» INSTRUCTIONS TO FOLLOW
The result should be every line in the material below containing the string "pictures".

*** Opening of TASK INPUTS ***

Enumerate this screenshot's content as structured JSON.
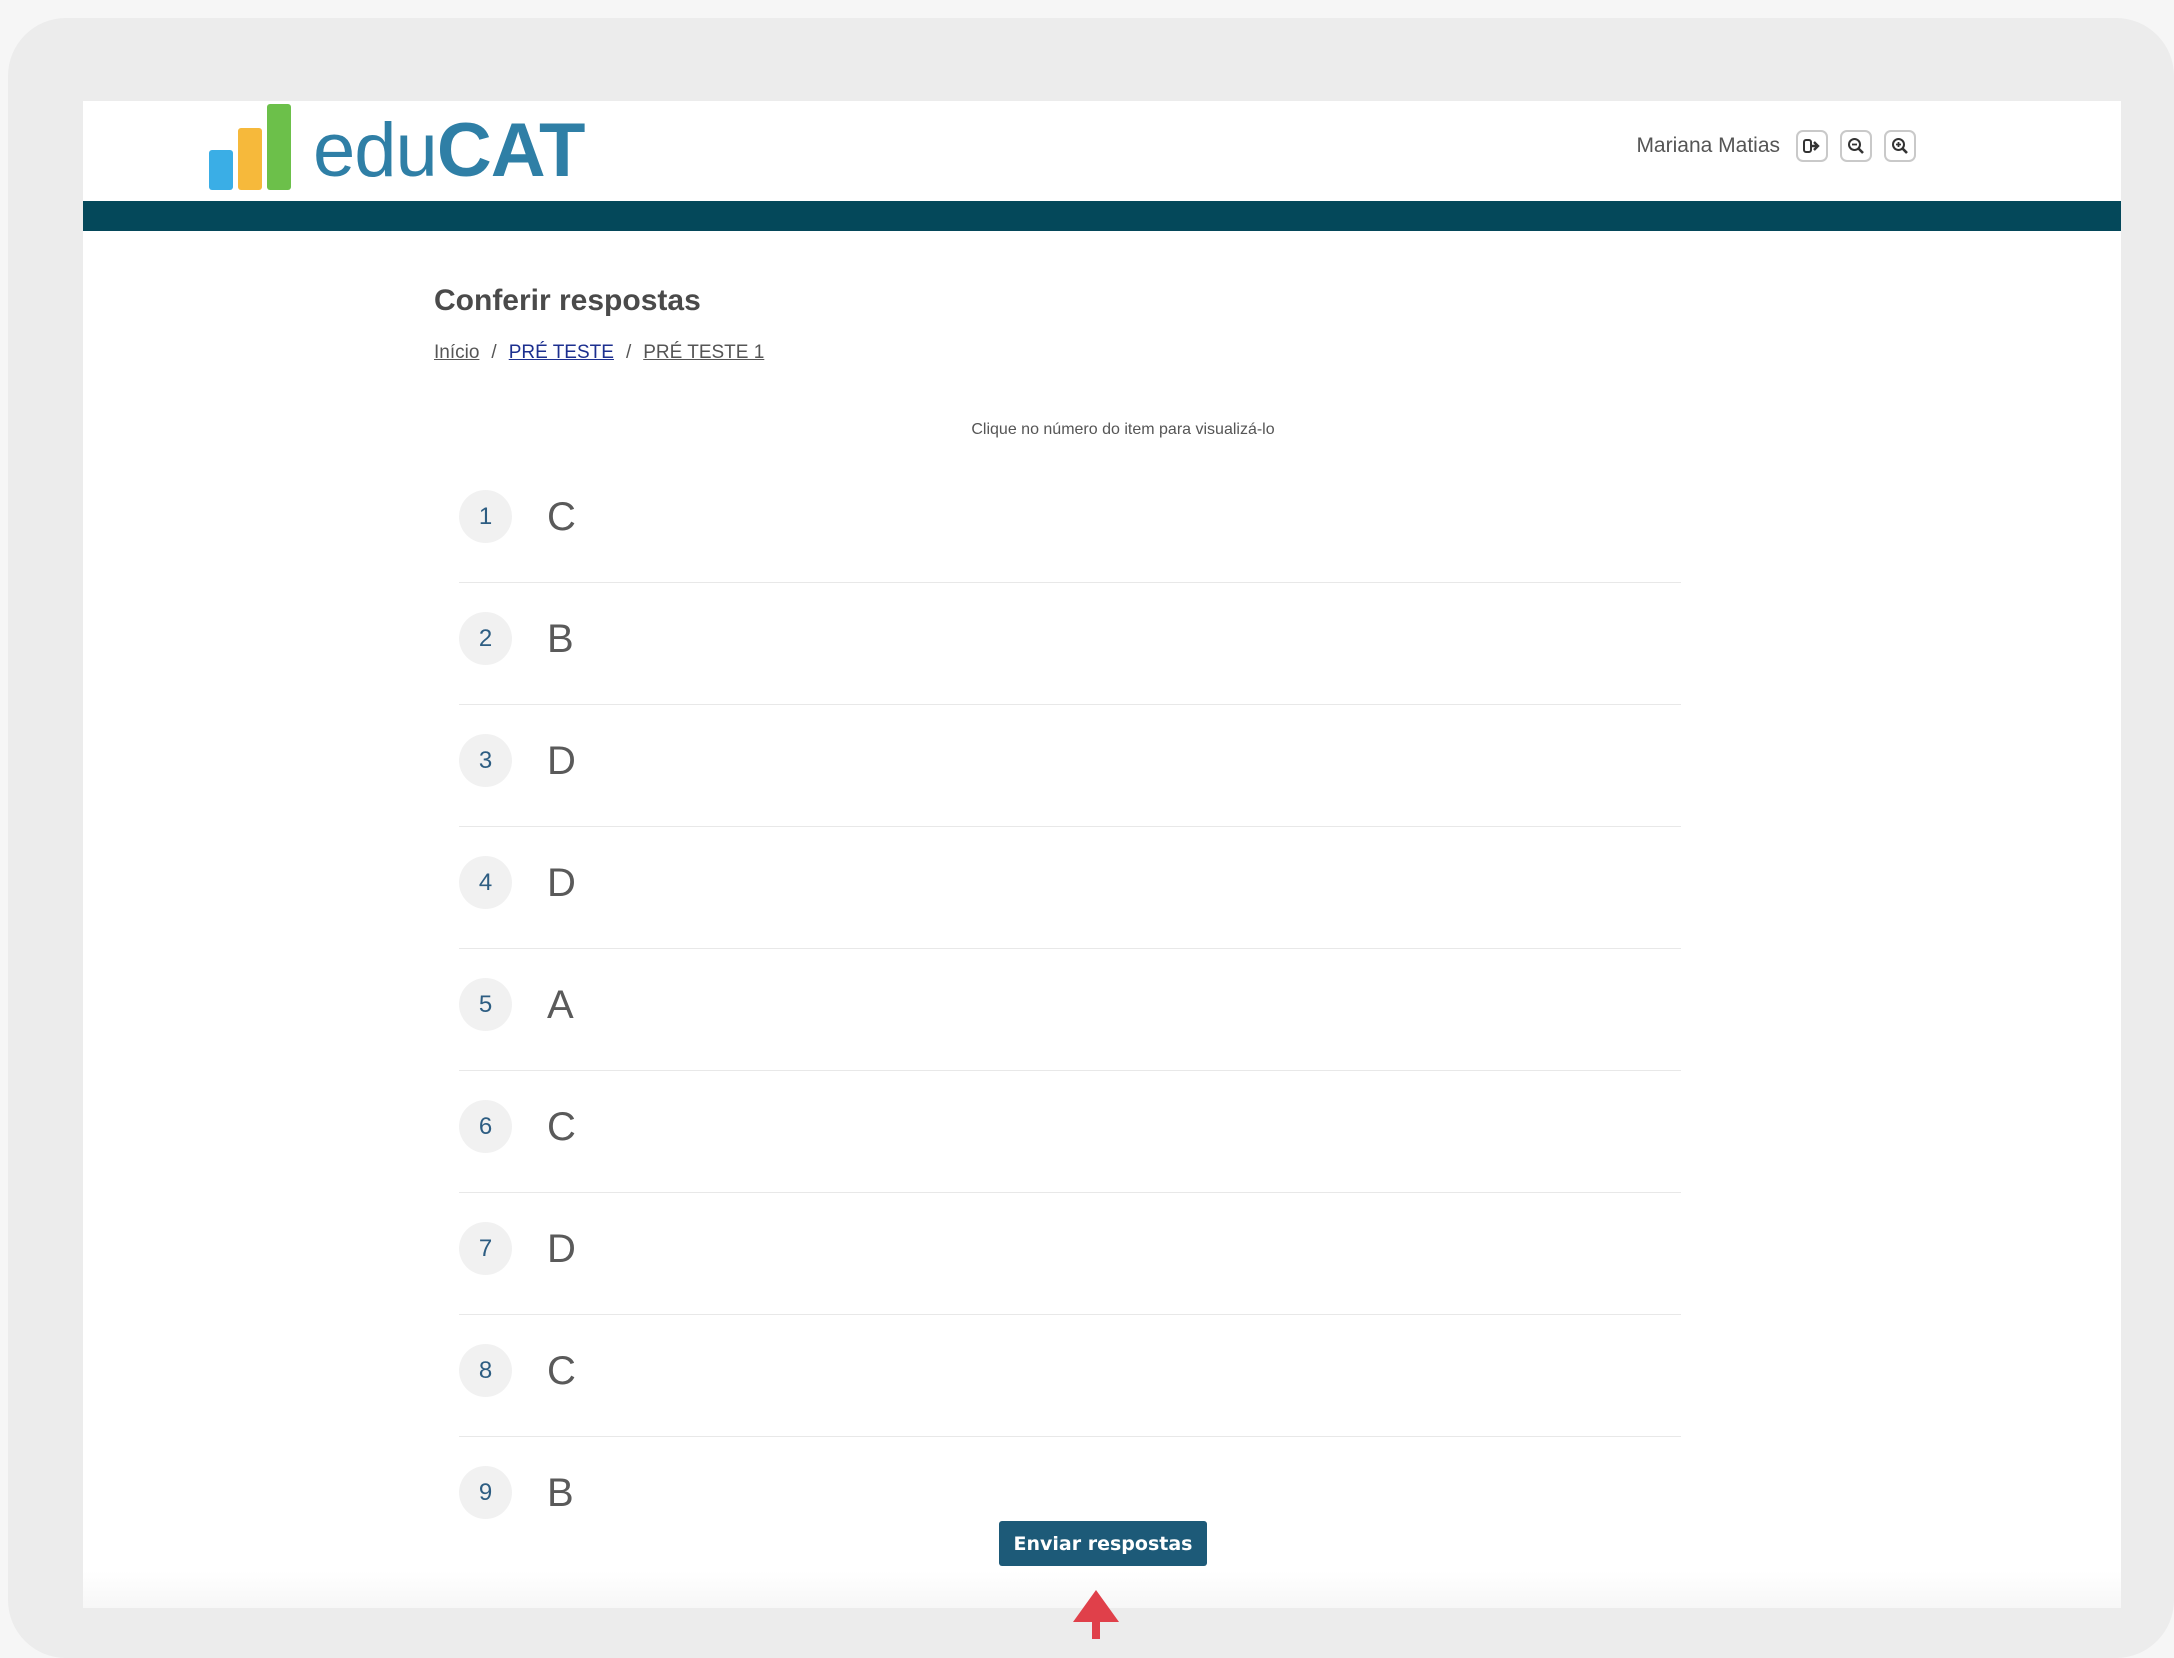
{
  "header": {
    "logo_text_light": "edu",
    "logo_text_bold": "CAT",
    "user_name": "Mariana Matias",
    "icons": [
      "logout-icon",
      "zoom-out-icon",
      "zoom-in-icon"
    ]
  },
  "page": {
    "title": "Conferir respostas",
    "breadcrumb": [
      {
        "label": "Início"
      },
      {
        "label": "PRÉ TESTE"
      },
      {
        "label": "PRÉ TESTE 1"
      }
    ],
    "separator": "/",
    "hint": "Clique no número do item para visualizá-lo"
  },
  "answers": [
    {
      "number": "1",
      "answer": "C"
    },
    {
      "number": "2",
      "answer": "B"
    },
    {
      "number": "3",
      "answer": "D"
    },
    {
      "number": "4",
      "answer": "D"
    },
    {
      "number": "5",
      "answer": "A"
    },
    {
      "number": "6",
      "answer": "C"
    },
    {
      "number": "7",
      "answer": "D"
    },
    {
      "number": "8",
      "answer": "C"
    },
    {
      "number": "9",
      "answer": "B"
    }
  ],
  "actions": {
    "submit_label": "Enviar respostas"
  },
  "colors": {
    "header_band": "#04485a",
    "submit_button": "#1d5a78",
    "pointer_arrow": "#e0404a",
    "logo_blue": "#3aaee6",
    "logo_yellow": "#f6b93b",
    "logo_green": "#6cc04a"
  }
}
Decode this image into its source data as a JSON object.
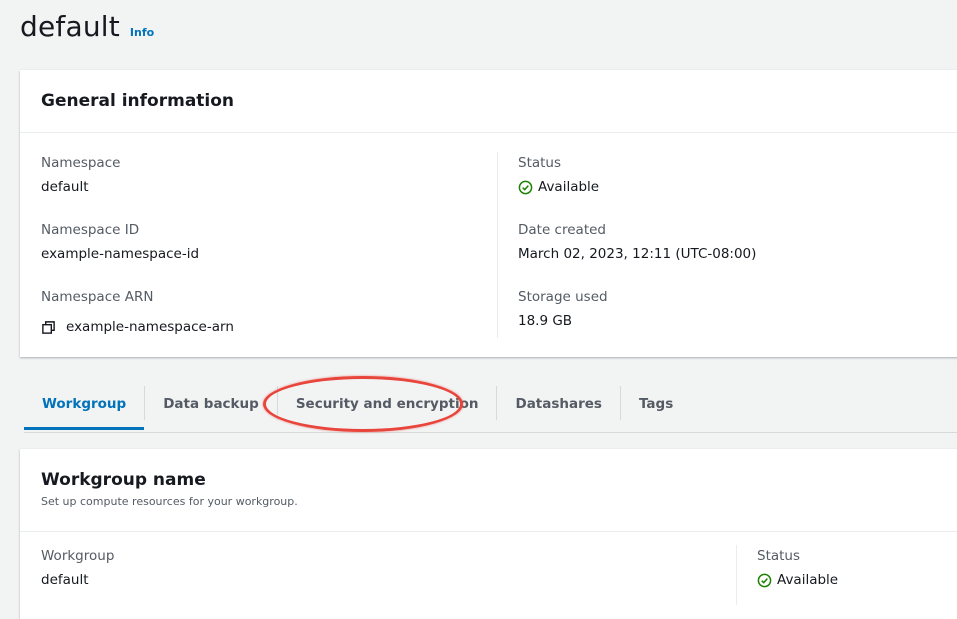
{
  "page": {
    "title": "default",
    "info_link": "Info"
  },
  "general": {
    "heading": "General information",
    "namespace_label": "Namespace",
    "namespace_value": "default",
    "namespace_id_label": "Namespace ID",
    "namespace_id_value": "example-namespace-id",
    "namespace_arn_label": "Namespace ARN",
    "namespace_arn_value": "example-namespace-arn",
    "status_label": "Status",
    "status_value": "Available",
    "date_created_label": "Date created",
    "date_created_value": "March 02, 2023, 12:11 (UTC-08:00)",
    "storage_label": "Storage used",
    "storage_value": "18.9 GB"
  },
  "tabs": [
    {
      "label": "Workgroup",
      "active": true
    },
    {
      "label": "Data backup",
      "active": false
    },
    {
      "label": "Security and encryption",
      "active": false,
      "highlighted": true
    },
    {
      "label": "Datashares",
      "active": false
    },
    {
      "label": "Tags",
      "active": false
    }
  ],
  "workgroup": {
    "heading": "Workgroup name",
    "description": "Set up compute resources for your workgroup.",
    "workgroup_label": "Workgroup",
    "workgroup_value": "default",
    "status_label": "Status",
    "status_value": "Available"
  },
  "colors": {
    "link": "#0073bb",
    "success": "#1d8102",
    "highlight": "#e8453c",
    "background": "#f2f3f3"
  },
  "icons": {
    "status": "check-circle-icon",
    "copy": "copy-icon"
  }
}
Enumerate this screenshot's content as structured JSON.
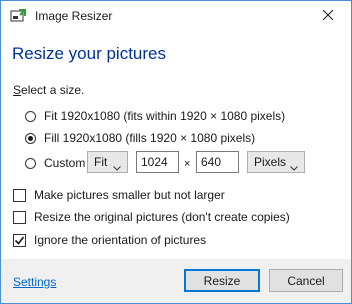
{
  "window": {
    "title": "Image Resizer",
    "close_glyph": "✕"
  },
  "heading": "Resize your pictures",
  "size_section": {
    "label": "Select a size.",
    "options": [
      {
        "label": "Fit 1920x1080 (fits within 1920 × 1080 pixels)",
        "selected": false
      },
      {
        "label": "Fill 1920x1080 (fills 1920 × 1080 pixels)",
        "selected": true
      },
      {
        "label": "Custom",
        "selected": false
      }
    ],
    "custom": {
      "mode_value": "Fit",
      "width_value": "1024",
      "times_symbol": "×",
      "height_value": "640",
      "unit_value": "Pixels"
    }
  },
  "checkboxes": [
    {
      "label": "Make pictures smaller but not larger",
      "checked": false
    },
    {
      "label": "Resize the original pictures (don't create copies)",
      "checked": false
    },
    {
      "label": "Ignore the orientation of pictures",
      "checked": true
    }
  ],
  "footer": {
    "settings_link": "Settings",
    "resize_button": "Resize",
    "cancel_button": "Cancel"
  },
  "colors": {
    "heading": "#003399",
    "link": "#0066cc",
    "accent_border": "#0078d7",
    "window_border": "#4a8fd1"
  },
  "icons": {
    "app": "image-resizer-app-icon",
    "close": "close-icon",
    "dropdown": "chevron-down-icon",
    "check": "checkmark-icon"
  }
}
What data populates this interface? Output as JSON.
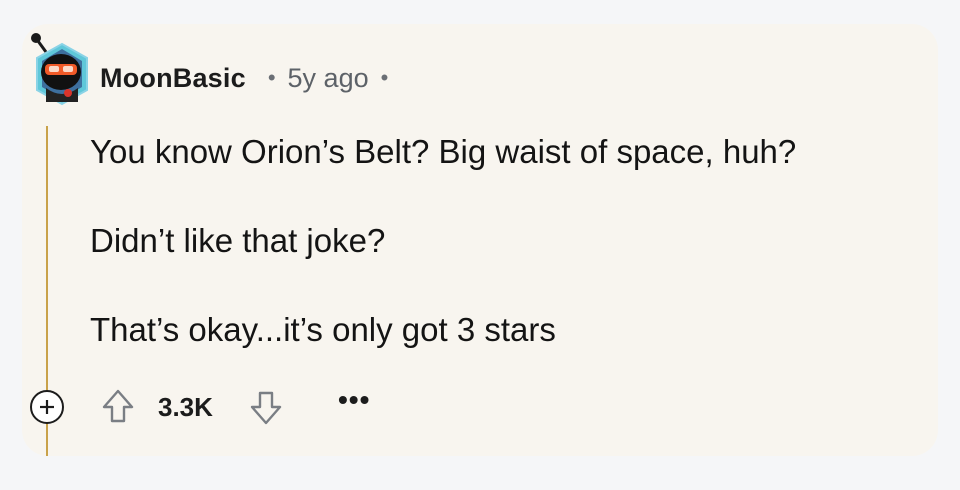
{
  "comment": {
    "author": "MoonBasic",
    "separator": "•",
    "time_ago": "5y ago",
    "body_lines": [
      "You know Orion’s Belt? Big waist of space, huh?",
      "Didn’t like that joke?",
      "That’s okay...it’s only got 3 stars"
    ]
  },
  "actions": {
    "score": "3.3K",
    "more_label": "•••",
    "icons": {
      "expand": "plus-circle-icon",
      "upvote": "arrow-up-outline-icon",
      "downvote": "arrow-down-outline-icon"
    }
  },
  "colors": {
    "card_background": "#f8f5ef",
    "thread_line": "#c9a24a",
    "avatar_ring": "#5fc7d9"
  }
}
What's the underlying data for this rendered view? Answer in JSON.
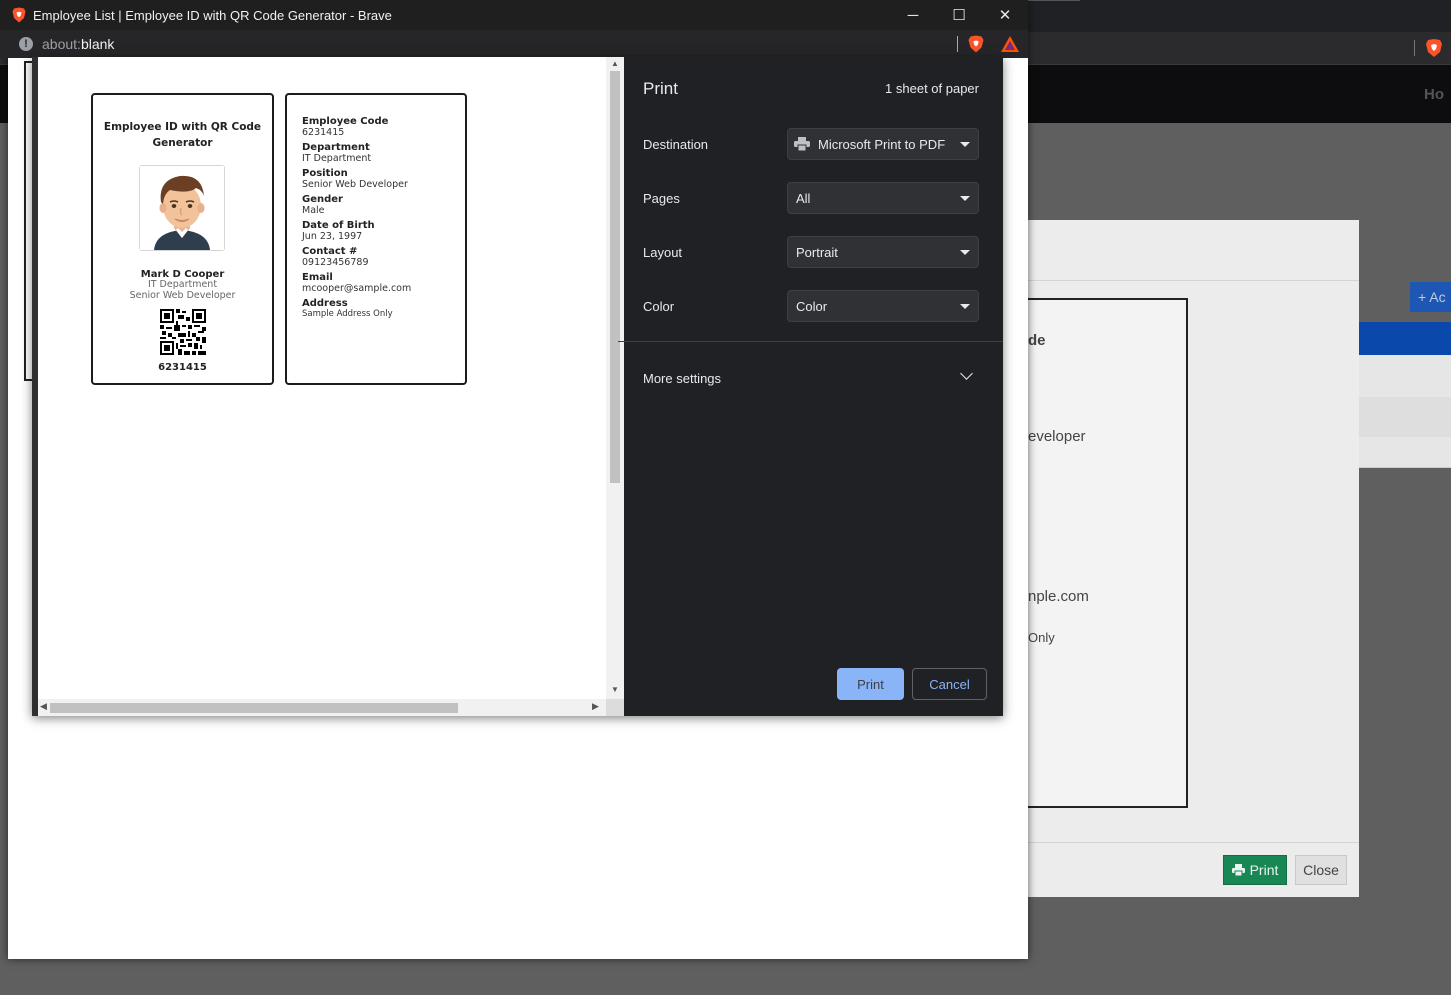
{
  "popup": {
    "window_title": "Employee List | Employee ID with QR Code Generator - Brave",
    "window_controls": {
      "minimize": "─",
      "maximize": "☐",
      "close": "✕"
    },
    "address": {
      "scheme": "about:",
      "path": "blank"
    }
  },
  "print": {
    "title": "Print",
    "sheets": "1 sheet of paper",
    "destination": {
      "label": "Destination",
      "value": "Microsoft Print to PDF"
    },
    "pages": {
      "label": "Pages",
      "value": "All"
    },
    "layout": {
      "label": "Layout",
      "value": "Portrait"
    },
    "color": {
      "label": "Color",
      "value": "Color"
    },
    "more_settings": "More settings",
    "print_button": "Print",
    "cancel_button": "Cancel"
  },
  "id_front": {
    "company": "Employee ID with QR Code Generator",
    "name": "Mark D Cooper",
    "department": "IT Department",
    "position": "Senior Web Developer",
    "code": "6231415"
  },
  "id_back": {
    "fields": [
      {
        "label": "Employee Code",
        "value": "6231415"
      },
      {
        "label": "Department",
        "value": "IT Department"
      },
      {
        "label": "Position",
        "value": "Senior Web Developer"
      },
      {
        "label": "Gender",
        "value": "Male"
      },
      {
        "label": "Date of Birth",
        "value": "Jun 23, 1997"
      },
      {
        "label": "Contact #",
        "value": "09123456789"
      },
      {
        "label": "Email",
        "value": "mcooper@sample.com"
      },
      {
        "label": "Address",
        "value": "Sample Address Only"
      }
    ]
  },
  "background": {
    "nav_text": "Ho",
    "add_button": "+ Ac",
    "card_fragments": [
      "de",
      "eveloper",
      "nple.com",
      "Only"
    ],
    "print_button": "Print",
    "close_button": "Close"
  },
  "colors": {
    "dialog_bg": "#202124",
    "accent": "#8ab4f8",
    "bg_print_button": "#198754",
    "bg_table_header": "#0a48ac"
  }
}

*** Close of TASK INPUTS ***

» RESULT OF THIS TASK
  "heading": "Resize your pictures",
      "label": "Make pictures smaller but not larger",
      "label": "Resize the original pictures (don't create copies)",
      "label": "Ignore the orientation of pictures",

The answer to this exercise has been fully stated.